START Data for processing

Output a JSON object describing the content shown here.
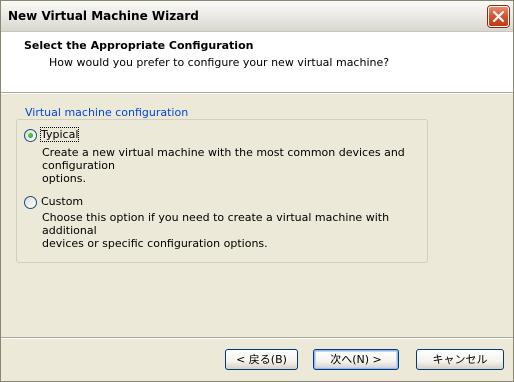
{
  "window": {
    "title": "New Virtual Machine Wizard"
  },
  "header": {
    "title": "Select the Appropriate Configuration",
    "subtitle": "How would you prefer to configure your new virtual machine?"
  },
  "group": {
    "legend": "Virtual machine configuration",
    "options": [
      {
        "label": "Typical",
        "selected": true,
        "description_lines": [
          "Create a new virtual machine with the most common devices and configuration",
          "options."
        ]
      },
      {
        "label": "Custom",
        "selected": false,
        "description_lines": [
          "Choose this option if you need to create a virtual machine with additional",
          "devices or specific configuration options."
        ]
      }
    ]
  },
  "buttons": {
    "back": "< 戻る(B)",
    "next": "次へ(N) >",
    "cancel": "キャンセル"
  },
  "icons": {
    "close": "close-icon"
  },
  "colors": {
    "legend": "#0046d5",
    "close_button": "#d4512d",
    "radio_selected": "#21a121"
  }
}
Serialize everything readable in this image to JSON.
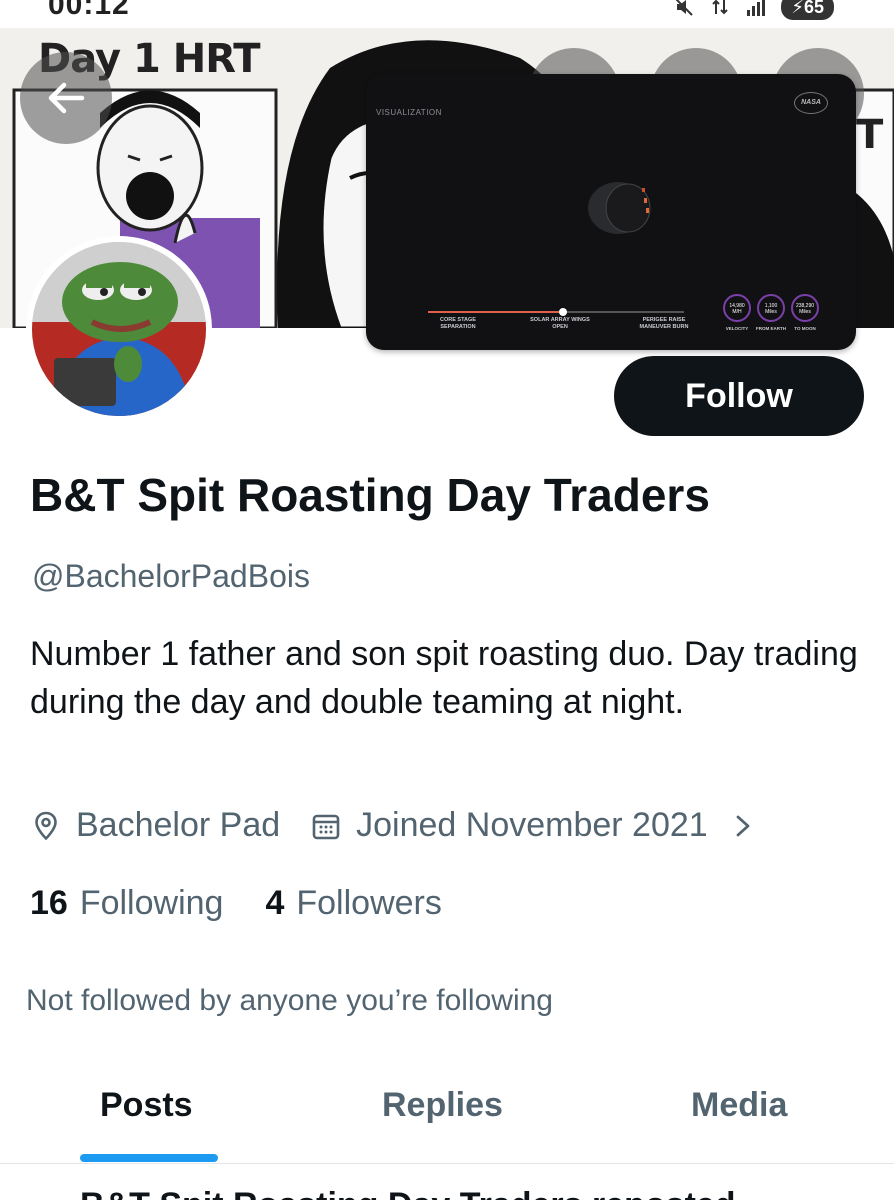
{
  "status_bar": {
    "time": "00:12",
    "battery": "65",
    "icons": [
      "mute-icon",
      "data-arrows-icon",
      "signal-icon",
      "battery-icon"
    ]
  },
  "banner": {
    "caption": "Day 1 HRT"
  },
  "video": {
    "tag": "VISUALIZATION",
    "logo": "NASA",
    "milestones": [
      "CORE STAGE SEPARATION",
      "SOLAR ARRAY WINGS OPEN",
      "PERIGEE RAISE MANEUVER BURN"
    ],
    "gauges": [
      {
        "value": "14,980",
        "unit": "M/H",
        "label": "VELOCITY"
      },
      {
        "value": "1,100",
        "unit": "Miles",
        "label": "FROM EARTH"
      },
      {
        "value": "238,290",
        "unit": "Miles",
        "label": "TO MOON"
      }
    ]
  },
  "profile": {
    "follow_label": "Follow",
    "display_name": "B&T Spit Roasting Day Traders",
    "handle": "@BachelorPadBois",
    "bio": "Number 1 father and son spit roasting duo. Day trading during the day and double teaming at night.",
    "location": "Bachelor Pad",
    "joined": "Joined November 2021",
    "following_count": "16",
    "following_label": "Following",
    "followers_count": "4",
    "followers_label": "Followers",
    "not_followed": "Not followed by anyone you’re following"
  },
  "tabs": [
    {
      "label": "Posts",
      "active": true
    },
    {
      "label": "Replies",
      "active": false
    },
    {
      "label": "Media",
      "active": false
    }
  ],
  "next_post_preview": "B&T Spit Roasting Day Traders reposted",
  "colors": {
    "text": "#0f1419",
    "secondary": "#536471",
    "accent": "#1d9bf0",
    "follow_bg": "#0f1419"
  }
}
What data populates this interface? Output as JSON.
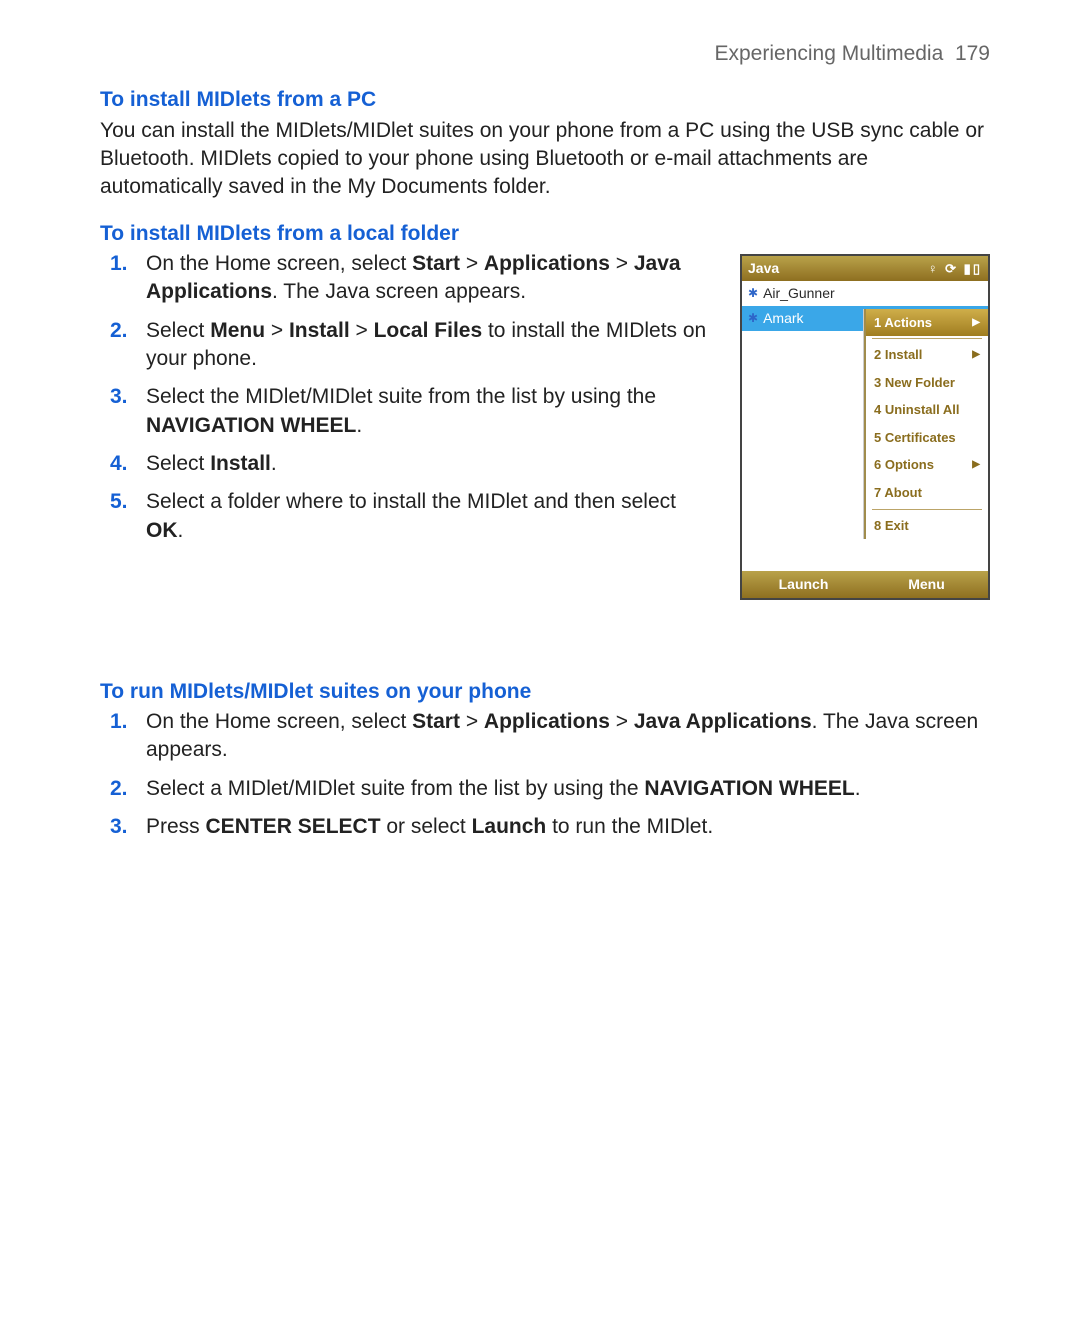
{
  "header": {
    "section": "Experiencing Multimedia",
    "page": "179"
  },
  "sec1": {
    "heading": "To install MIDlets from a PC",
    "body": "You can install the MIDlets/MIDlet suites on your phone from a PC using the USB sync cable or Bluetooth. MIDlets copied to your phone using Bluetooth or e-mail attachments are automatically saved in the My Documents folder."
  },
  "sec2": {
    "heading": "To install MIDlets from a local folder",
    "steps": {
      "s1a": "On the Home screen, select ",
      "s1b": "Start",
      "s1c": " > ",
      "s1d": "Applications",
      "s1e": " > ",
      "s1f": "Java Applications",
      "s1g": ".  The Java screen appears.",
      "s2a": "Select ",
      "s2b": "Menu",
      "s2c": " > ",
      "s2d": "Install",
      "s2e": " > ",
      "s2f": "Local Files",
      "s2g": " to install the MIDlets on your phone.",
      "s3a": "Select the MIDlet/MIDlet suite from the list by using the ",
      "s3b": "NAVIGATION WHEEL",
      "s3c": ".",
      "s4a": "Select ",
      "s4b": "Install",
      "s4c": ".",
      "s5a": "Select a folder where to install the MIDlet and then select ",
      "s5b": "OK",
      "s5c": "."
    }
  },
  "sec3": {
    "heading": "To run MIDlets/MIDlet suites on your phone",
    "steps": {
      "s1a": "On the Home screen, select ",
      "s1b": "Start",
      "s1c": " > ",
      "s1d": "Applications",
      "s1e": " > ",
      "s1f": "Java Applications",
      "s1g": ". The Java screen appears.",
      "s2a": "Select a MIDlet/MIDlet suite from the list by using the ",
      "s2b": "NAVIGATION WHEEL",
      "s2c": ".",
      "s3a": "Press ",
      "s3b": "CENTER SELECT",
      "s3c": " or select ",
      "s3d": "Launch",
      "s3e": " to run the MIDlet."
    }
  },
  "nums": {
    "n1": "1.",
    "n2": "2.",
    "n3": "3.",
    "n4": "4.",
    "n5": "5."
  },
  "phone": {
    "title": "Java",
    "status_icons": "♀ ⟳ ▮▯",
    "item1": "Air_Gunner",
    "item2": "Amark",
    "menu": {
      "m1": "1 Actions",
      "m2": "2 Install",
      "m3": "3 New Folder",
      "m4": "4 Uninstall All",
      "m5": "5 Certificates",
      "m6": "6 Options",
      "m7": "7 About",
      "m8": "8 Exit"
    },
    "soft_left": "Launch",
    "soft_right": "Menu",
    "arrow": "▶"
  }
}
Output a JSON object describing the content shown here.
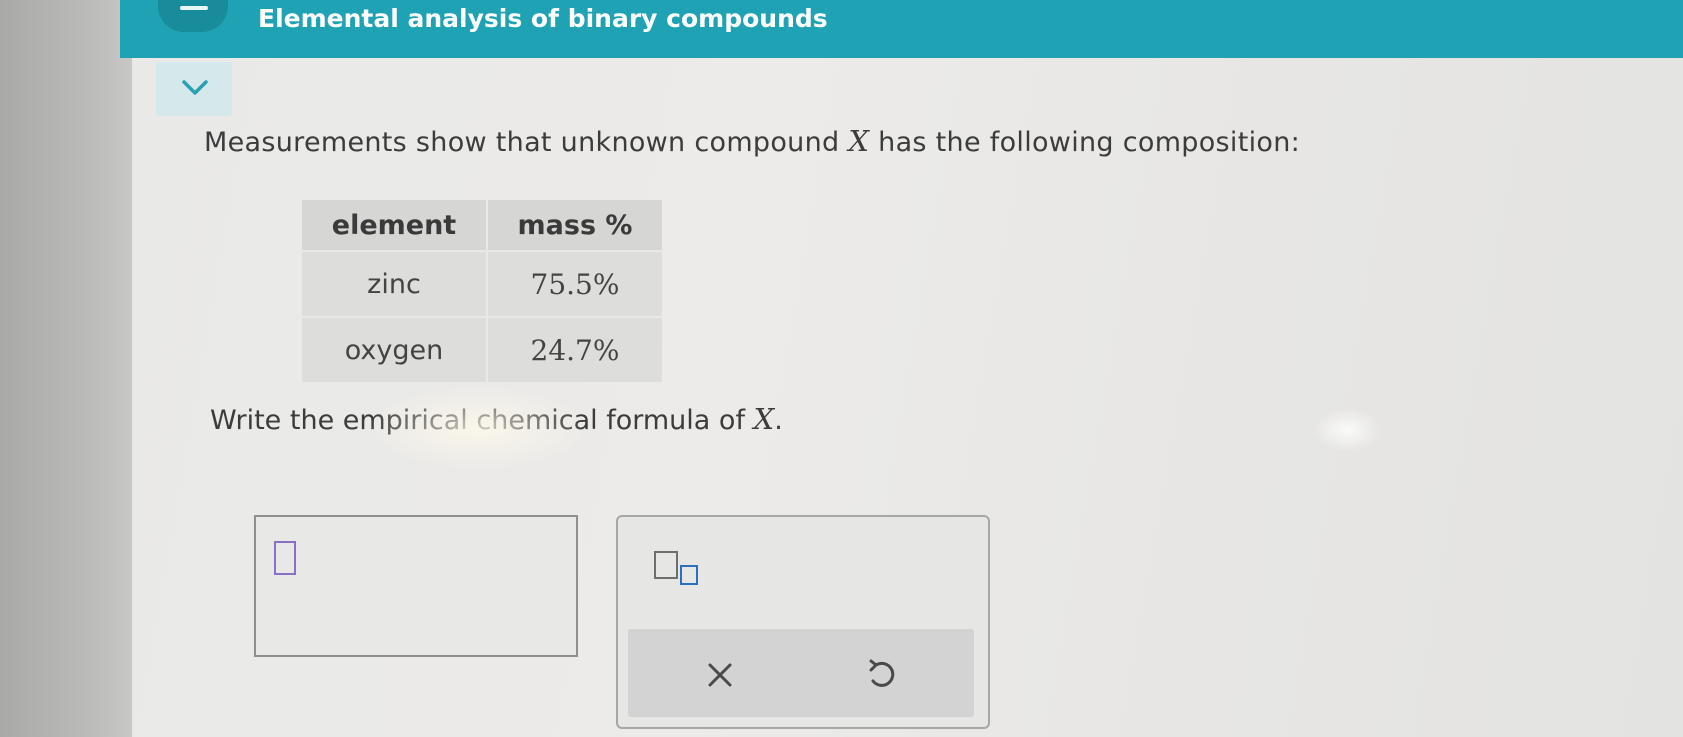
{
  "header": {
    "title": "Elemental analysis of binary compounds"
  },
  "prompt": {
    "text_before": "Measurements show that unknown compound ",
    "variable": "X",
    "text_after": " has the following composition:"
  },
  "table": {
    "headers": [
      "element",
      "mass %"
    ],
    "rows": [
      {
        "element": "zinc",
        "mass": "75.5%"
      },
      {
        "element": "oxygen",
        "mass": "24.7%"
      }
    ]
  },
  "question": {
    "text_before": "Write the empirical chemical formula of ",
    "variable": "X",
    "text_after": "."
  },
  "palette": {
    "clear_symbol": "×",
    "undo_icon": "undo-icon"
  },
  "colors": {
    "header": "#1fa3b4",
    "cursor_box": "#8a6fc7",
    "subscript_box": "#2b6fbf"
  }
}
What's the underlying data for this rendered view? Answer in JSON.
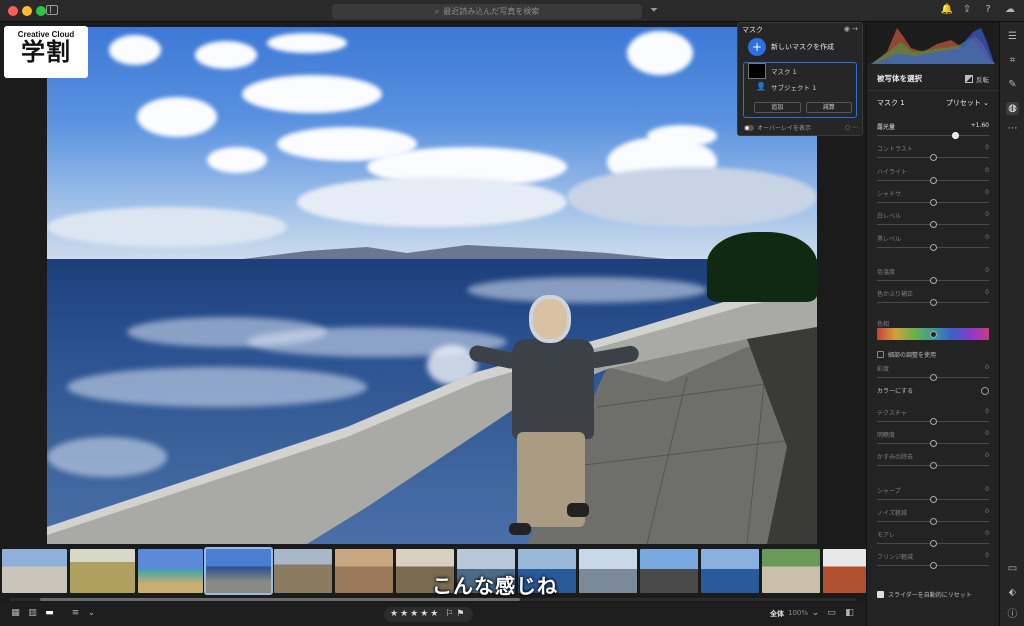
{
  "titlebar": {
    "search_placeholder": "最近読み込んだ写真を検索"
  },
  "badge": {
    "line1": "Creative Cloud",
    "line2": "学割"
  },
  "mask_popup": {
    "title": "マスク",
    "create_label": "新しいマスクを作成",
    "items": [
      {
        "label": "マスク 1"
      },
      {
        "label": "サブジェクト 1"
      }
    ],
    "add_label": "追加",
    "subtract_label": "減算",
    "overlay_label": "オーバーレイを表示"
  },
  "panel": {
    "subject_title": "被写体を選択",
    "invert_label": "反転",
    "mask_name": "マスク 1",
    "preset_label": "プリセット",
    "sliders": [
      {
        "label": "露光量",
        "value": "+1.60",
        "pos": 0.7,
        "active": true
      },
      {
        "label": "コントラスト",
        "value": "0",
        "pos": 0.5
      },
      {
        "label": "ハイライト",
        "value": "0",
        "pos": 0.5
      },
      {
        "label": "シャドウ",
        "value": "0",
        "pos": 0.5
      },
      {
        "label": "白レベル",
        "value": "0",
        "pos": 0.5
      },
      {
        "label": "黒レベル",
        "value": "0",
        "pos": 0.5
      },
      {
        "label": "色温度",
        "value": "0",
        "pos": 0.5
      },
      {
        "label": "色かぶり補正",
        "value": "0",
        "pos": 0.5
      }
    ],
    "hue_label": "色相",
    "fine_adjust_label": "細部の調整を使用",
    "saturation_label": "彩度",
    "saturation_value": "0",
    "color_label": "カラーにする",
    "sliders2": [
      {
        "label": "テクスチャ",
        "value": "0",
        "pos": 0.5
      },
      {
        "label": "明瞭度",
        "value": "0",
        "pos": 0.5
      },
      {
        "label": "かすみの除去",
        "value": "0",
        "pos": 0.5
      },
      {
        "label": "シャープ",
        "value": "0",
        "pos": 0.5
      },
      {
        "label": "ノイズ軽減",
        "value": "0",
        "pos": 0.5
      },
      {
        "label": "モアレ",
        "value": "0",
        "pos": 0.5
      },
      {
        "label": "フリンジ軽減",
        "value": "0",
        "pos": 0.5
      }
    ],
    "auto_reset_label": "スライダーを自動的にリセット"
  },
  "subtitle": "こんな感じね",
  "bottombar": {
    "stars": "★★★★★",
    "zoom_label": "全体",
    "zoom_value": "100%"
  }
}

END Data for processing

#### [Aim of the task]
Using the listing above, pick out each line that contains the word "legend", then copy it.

#### [Task result]
    "legend": "Virtual machine configuration",
    "legend": "#0046d5",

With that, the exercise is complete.